19 "Survivors of the Holocaust" Documentary, Presented by: The Survivors of the Shoah Foundation.

 

20 Lucille E., Interviewed by: Ellen S., Maria J.B., Brian P., August 14, 1990. "Holocaust Oral History Project." San Francisco, 1990.

Bibliography

 

Cox, Samuel P., In Class Lecture. "Dr. Ernst Trier Morch, MD, Ph.D."

 

E. Lucille. Personal Interview by: Ellen S., Maria J.B., Brian P., 14 Aug. 1990.

 

Fogleman, Eva. Conscience and Courage. New York: Anchor Books, 1994.

 

Fogleman, Eva. "What Motivates the Rescuers?" Dimensions Vol. 5 No. 3.

 

Hay, Peter. Ordinary Heroes; The Life and Death of Chana Szenes, Israel's National Heroine. New York: Paragon House, 1989.

 

Hilberg, Raul. Perpetrators, Victims and Bystanders; The Jewish Catastrophe 1933- 1945. New York: Aaron Asher Books, 1992.

 

Morch, Dr. Ernst Trier, MD, Ph.D. "Speech." St. Johns Country Day School, 27 Oct. 1995.

 

Oliner, Samuel P., and Oliner, Pearl M. The Altruistic Personality; Rescuers of Jews in Nazi Europe: What Led Men and Women to Risk Their Lives on Behalf of Others?

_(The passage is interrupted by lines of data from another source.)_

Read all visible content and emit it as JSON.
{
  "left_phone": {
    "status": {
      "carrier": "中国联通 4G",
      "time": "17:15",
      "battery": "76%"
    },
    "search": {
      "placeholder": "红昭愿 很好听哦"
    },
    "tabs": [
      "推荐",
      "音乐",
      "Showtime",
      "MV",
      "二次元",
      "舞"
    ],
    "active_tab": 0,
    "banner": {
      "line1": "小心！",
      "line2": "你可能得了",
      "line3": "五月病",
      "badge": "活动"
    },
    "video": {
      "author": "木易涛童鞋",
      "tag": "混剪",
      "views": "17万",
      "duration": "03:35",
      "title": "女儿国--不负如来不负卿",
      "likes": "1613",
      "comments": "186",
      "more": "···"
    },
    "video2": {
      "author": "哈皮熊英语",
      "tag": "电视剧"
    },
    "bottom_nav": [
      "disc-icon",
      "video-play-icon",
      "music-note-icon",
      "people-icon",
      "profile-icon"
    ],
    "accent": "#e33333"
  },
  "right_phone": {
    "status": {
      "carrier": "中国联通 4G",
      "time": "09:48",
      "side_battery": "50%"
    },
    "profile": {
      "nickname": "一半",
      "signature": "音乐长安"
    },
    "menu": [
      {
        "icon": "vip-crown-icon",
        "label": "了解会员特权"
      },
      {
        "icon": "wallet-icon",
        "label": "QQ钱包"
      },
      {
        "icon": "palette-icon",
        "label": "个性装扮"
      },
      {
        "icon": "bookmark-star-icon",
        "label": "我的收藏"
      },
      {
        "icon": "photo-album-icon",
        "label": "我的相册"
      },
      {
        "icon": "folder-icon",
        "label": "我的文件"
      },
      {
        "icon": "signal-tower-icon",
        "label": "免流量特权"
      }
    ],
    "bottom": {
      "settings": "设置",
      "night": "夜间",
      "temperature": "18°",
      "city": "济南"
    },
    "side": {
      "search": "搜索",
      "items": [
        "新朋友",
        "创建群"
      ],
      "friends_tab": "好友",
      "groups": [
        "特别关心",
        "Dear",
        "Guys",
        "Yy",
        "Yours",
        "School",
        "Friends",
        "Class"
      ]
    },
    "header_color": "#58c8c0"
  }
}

New York: The Free Press, 1988.

 

Survivors of the Holocaust. Presented by: The Survivors of the Shoah Foundation, with Steven Speilberg. TBS, 8 Jan. 1996.

 

Tec, Hechama. When Light Pierced the Darkness: Christian Rescue of Jews in Nazi- Occupied Poland. New York: Oxford University Press, 1986.

 

 


The opinions, comments, and sentiments expressed by the participants are not necessarily those of 
Holland & Knight LLP or the Holland & Knight Charitable Foundation, Inc.


MENU